Baradai, known for sparking controversy, has even put his views on paper: “God says it clearly in the sublime Quran” – he writes – “that these two beliefs are heresy. If it were otherwise we Muslims would be allowed to follow Judaism or Christianity.” Instead, he claims that “Islam comes to correct the mistakes made in the earlier Holy Scriptures (Torah and the Gospels).”
Baradai made these disagreeable assertions in a sermon to mark the Ashura – a religious recurrence dear to the Shiites.

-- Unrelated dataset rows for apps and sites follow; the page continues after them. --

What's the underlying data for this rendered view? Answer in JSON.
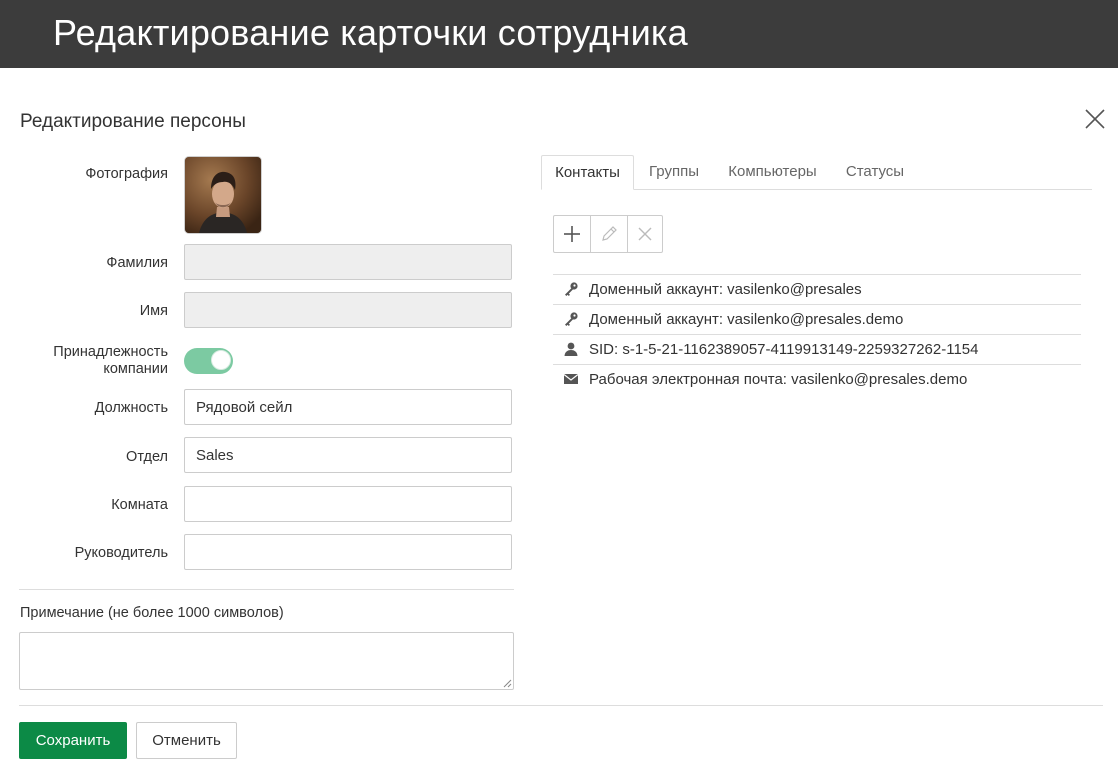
{
  "header": {
    "title": "Редактирование карточки сотрудника"
  },
  "dialog": {
    "title": "Редактирование персоны"
  },
  "form": {
    "photo_label": "Фотография",
    "lastname_label": "Фамилия",
    "lastname_value": "",
    "firstname_label": "Имя",
    "firstname_value": "",
    "company_label": "Принадлежность компании",
    "company_toggle_on": true,
    "position_label": "Должность",
    "position_value": "Рядовой сейл",
    "department_label": "Отдел",
    "department_value": "Sales",
    "room_label": "Комната",
    "room_value": "",
    "manager_label": "Руководитель",
    "manager_value": "",
    "note_label": "Примечание (не более 1000 символов)",
    "note_value": ""
  },
  "tabs": [
    {
      "label": "Контакты",
      "active": true
    },
    {
      "label": "Группы",
      "active": false
    },
    {
      "label": "Компьютеры",
      "active": false
    },
    {
      "label": "Статусы",
      "active": false
    }
  ],
  "toolbar": {
    "icons": [
      "plus-icon",
      "pencil-icon",
      "delete-icon"
    ]
  },
  "contacts": [
    {
      "icon": "key-icon",
      "text": "Доменный аккаунт: vasilenko@presales"
    },
    {
      "icon": "key-icon",
      "text": "Доменный аккаунт: vasilenko@presales.demo"
    },
    {
      "icon": "user-icon",
      "text": "SID: s-1-5-21-1162389057-4119913149-2259327262-1154"
    },
    {
      "icon": "envelope-icon",
      "text": "Рабочая электронная почта: vasilenko@presales.demo"
    }
  ],
  "footer": {
    "save_label": "Сохранить",
    "cancel_label": "Отменить"
  },
  "colors": {
    "header_bg": "#3c3c3c",
    "save_bg": "#0c8a46",
    "toggle_on": "#7ccaa2"
  }
}
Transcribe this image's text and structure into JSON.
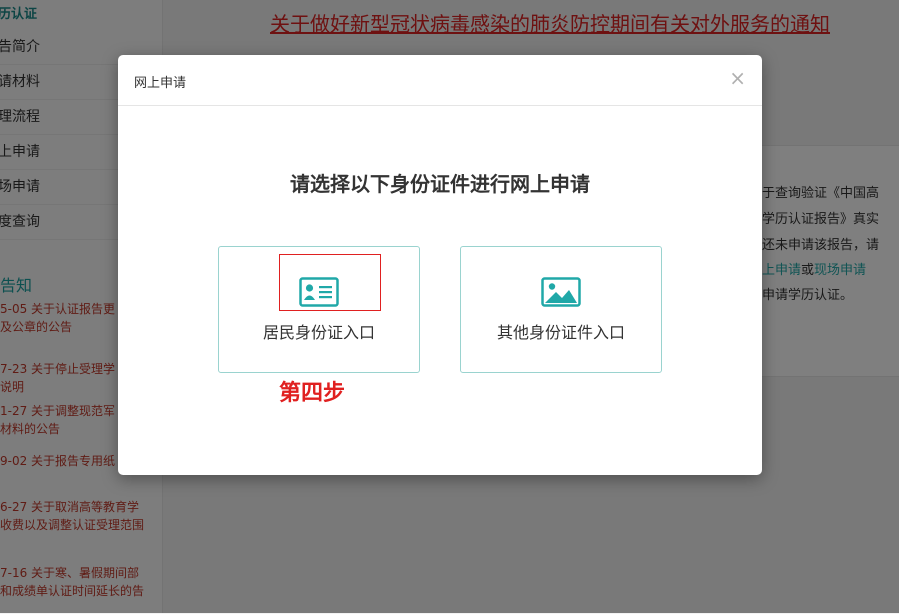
{
  "sidebar": {
    "header": "历认证",
    "items": [
      {
        "label": "告简介"
      },
      {
        "label": "请材料"
      },
      {
        "label": "理流程"
      },
      {
        "label": "上申请"
      },
      {
        "label": "场申请"
      },
      {
        "label": "度查询"
      }
    ],
    "notice_title": "告知",
    "notices": [
      {
        "line1": "5-05 关于认证报告更",
        "line2": "及公章的公告"
      },
      {
        "line1": "7-23 关于停止受理学",
        "line2": "说明"
      },
      {
        "line1": "1-27 关于调整现范军",
        "line2": "材料的公告"
      },
      {
        "line1": "9-02 关于报告专用纸",
        "line2": ""
      },
      {
        "line1": "6-27 关于取消高等教育学",
        "line2": "收费以及调整认证受理范围"
      },
      {
        "line1": "7-16 关于寒、暑假期间部",
        "line2": "和成绩单认证时间延长的告"
      }
    ]
  },
  "news": {
    "link_text": "关于做好新型冠状病毒感染的肺炎防控期间有关对外服务的通知"
  },
  "info": {
    "line1": "于查询验证《中国高",
    "line2": "学历认证报告》真实",
    "line3": "还未申请该报告，请",
    "line4_link1": "上申请",
    "line4_mid": "或",
    "line4_link2": "现场申请",
    "line5": "申请学历认证。"
  },
  "modal": {
    "title": "网上申请",
    "close_symbol": "×",
    "heading": "请选择以下身份证件进行网上申请",
    "options": [
      {
        "label": "居民身份证入口",
        "icon": "id-card-icon"
      },
      {
        "label": "其他身份证件入口",
        "icon": "image-icon"
      }
    ]
  },
  "annotation": {
    "step_label": "第四步",
    "color": "#e02020"
  },
  "colors": {
    "accent": "#20a8a8",
    "card_border": "#9ad3cf",
    "news_link": "#dd2222"
  }
}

In his commentary, Baradai stated that on this Islamic festival “Muslims sacrificed themselves to rejoice in the salvation that God has given, through the Prophet Moses, to the Jewish people.” However, the Secretary General of UCOII contends, “salvation was offered to the Israelite people and not the Jewish people, who are of recent nascency. The children of Israel – he wrote – weren’t Jews.”

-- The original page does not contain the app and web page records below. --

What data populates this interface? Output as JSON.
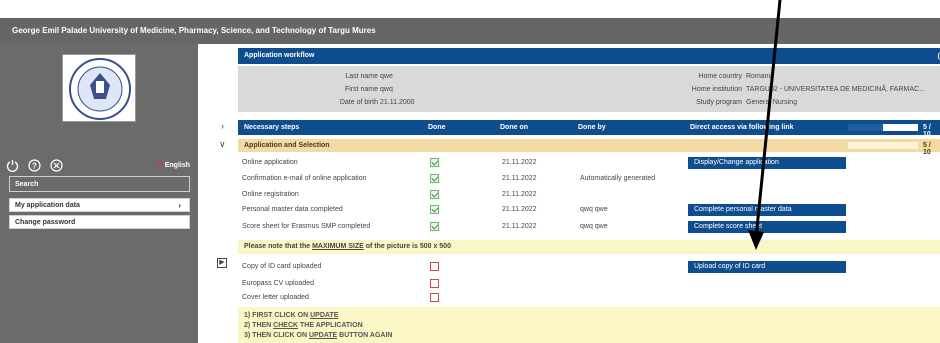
{
  "university_title": "George Emil Palade University of Medicine, Pharmacy, Science, and Technology of Targu Mures",
  "sidebar": {
    "language": "English",
    "search_label": "Search",
    "items": [
      {
        "label": "My application data"
      },
      {
        "label": "Change password"
      }
    ]
  },
  "workflow": {
    "title": "Application workflow",
    "badge": "("
  },
  "personal": {
    "last_name_label": "Last name",
    "last_name": "qwe",
    "first_name_label": "First name",
    "first_name": "qwq",
    "dob_label": "Date of birth",
    "dob": "21.11.2000",
    "home_country_label": "Home country",
    "home_country": "Romania",
    "home_institution_label": "Home institution",
    "home_institution": "TARGU02 - UNIVERSITATEA DE MEDICINĂ, FARMAC...",
    "study_program_label": "Study program",
    "study_program": "General Nursing"
  },
  "steps_header": {
    "col1": "Necessary steps",
    "col2": "Done",
    "col3": "Done on",
    "col4": "Done by",
    "col5": "Direct access via following link",
    "progress_text": "5 / 10",
    "progress_fraction": 0.5
  },
  "section": {
    "title": "Application and Selection",
    "progress_text": "5 / 10"
  },
  "rows": [
    {
      "label": "Online application",
      "done": true,
      "date": "21.11.2022",
      "by": "",
      "action": "Display/Change application"
    },
    {
      "label": "Confirmation e-mail of online application",
      "done": true,
      "date": "21.11.2022",
      "by": "Automatically generated",
      "action": ""
    },
    {
      "label": "Online registration",
      "done": true,
      "date": "21.11.2022",
      "by": "",
      "action": ""
    },
    {
      "label": "Personal master data completed",
      "done": true,
      "date": "21.11.2022",
      "by": "qwq qwe",
      "action": "Complete personal master data"
    },
    {
      "label": "Score sheet for Erasmus SMP completed",
      "done": true,
      "date": "21.11.2022",
      "by": "qwq qwe",
      "action": "Complete score sheet"
    }
  ],
  "note": {
    "pre": "Please note that the ",
    "emph": "MAXIMUM SIZE",
    "post": " of the picture is 500 x 500"
  },
  "uploads": [
    {
      "label": "Copy of ID card uploaded",
      "done": false,
      "action": "Upload copy of ID card"
    },
    {
      "label": "Europass CV uploaded",
      "done": false,
      "action": ""
    },
    {
      "label": "Cover letter uploaded",
      "done": false,
      "action": ""
    }
  ],
  "instructions": {
    "l1_pre": "1) FIRST CLICK ON ",
    "l1_link": "UPDATE",
    "l2_pre": "2) THEN ",
    "l2_link": "CHECK",
    "l2_post": " THE APPLICATION",
    "l3_pre": "3) THEN CLICK ON ",
    "l3_link": "UPDATE",
    "l3_post": " BUTTON AGAIN"
  },
  "colors": {
    "primary": "#0e4e8f",
    "sidebar": "#6b6b6b",
    "section": "#f3d9a4",
    "note": "#fbf6c6"
  }
}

Unacceptable as they are, his questionable words were probably crafted in order to play the terrain of anti-Zionism.
UCOII has come under increased fire recently. Two months ago, Abdellah Redouane, the Imam of the great mosque in Rome, denounced some “falsehoods” and “calumnies” committed by the organization. He refers to a clear and present danger: the Muslim Brotherhood has long coveted making a foray into Italy and sees the UCOII as a potential conduit into the country. Baradai has appeared privy to the idea. “The Secretary General of UCOII – wrote Redouane in a note – has declared that UCOII represents the voice of majoritarian Islam in Italy. This is bogus.” Calling into question Baradai, the Imam addressed the elephant in the room: “While paying lip service to unity, the same [Baradai] is attacking those Islamic organizations that have no fault other than that of closing their doors to the Muslim Brotherhood.” In the early days of Muslim activism in Italy, it was Redouane who opposed the takeover of the community by the Salafi-inspired political organization. In doing so, he may have spared Italy the worst. But as the latest events show, the fire is still smouldering under the rug.